“Throughout the pandemic, local business owners have really appreciated the collaborative efforts made by the Ministry of Labour, Training and Skills Development and the Eastern Ontario Health Unit (EOHU),” said Dr. Paul Roumeliotis, EOHU medical officer of health. “We have been working diligently with local business owners and operators to ensure they are aware of the role they play in maintaining public health measures and ultimately protecting the public. When employees and employers work together to stop the spread of COVID-19, they are doing their part to support the local economy and their community.”
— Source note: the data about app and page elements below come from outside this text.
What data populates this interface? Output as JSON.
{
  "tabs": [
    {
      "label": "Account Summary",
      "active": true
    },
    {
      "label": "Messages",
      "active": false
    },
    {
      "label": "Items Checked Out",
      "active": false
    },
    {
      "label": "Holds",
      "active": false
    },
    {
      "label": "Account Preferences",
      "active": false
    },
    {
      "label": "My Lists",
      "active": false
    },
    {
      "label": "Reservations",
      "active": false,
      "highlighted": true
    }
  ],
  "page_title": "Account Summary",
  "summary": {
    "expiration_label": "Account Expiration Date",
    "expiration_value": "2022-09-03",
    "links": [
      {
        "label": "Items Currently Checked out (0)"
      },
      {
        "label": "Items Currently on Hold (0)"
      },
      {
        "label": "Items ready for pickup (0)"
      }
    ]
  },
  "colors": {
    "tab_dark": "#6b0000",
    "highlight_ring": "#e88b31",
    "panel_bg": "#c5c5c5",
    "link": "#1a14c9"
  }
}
Provincial inspectors are also currently conducting follow-up visits in Eastern Ontario, Durham Region and Wellington-Dufferin-Guelph, and are scheduled for York Region, Waterloo Region and Windsor-Essex.
Overall, occupational health and safety inspectors and multi-ministry teams of provincial offences officers have conducted more than 15,800 COVID-related workplace inspections and investigations across the province since the beginning of 2021. They have issued over 11,900 orders and 410 COVID-19 related tickets, and stopped unsafe work related to COVID-19 20 times.
“There are several risk factors that help drive transmission of COVID-19, including: close contact – the highest risk; closed spaces; crowded places; and forceful exhalation,” according to the Ontario Ministry of Health on Twitter. “Limiting these risks is critical to keeping Ontario open and safe.”
The Ministry also shared that the government provides supports for businesses impacted by the pandemic. The supports are available here.